Goo Goo Dolls have two very different sounding vocalists who each bring something fresh to the sound of the band. The two vocalists take turns in commanding the microphone. During the show my friend said to me “don’t you love it when you hear a song you know being performed so well that you can’t help but smile”. Absolutely, and this is exactly what the whole room was doing – SMILING! Why? Because it was evident that the band enjoyed being on stage.
The set from start to finish was electrifying! It had FEELING and the kick drum pulsated through you as if it was beating in time with your heart. It’s great to experience music in this way, like it’s internal somehow.
I would say John Rzeznik banter on the mic did feel a little contrived at times when he leaned out over the audience saying “tonight I want you to forget about all the little troubles happening outside this room and just enjoy it”. I have heard Rob Thomas spouting this at many a show. I must admit this got the crowd on his side, which wasn’t really a challenge to begin with. I like the idea of a band using their live shows as an escape from real life and making the audience feel locked in. It feels more special.
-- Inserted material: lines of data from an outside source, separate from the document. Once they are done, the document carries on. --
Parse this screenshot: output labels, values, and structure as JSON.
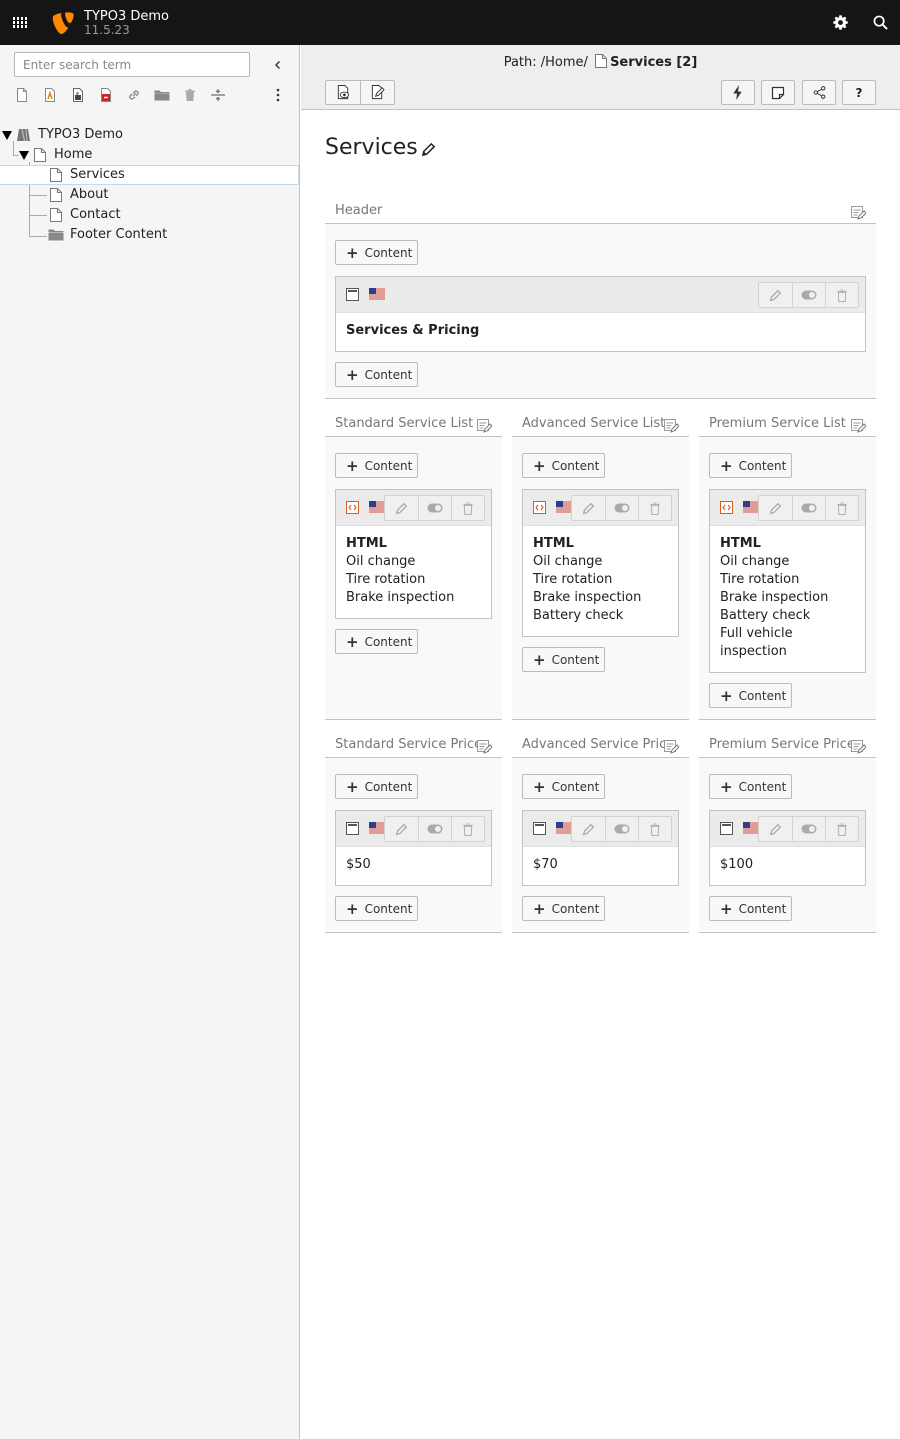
{
  "topbar": {
    "site_title": "TYPO3 Demo",
    "version": "11.5.23",
    "icons": [
      "apps-grid-icon",
      "typo3-logo-icon",
      "gear-icon",
      "search-icon"
    ]
  },
  "nav": {
    "search_placeholder": "Enter search term",
    "tools": [
      "page-new-icon",
      "page-shortcut-icon",
      "page-mountpoint-icon",
      "page-backend-user-icon",
      "page-link-icon",
      "folder-icon",
      "recycler-icon",
      "spacer-icon",
      "more-icon"
    ],
    "tree": [
      {
        "label": "TYPO3 Demo",
        "icon": "site-root-icon"
      },
      {
        "label": "Home",
        "icon": "page-icon"
      },
      {
        "label": "Services",
        "icon": "page-icon",
        "selected": true
      },
      {
        "label": "About",
        "icon": "page-icon"
      },
      {
        "label": "Contact",
        "icon": "page-icon"
      },
      {
        "label": "Footer Content",
        "icon": "folder-icon"
      }
    ]
  },
  "docheader": {
    "path_prefix": "Path: /Home/",
    "path_page": "Services [2]"
  },
  "page": {
    "title": "Services"
  },
  "content_label": "Content",
  "columns": {
    "header": {
      "name": "Header",
      "element": {
        "type": "text",
        "flag": "en-us",
        "bold": "Services & Pricing"
      }
    },
    "lists": [
      {
        "name": "Standard Service List",
        "title": "HTML",
        "lines": [
          "Oil change",
          "Tire rotation",
          "Brake inspection"
        ]
      },
      {
        "name": "Advanced Service List",
        "title": "HTML",
        "lines": [
          "Oil change",
          "Tire rotation",
          "Brake inspection",
          "Battery check"
        ]
      },
      {
        "name": "Premium Service List",
        "title": "HTML",
        "lines": [
          "Oil change",
          "Tire rotation",
          "Brake inspection",
          "Battery check",
          "Full vehicle",
          "inspection"
        ]
      }
    ],
    "prices": [
      {
        "name": "Standard Service Price",
        "value": "$50"
      },
      {
        "name": "Advanced Service Price",
        "value": "$70"
      },
      {
        "name": "Premium Service Price",
        "value": "$100"
      }
    ]
  },
  "colors": {
    "topbar": "#151515",
    "typo3_orange": "#ff8700",
    "html_icon": "#e05a1a",
    "nav_bg": "#f5f5f5"
  }
}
With such a modest fanbase in the UK in comparison with USA where they dominate the radio, having more commercial chart success than Matchbox Twenty (according to Wiki anyway).
IRIS – an epic pop rock song that switches between time signatures.
You know when a line in a song resonates with people when the whole room sings it with their arms in the air. This chorus is one of those that most songwriters wish they had written. The beauty of it is that the melody is the same as the verse just sung an octave higher.
“I don’t want the world to see me, because I don’t think that they’d understand. When everything’s made to be broken, I just want you to know who I am.”
That feeling that no-one else can comprehend what is going on with you. Everybody gets this way sometimes.
Sometimes all we need to hear is that one song that can describe the way you are feeling at that exact moment in time. Usually this song hits you when you are least expecting, catches you totally off guard and for those 3-4 minutes you are lost in the sound and nothing else matters. The connection an artist can make to the listener can’t be rivalled. You can’t manufacture this feeling. Either you have the songs or you don’t.
As much as I enjoyed the set when I browsed their merch stand I noticed their latest album was priced at £15? Why? Was there a problem with the currency exchange in to English pounds? In this climate £15 may be standard to pay for an album at gigs (I don’t often look) but why does the band charge these prices when the same product can be bought online for £4.99! Over priced merch is not something I agree with when your fans have paid a lot already to see you play live – surely they should be the ones being rewarded for their dedication? 10 years ago this price would have been acceptable but come on guys get with it. After being screwed by a major though, merch can be one of a band’s main sources of income these days.
Everything is backwards sometimes.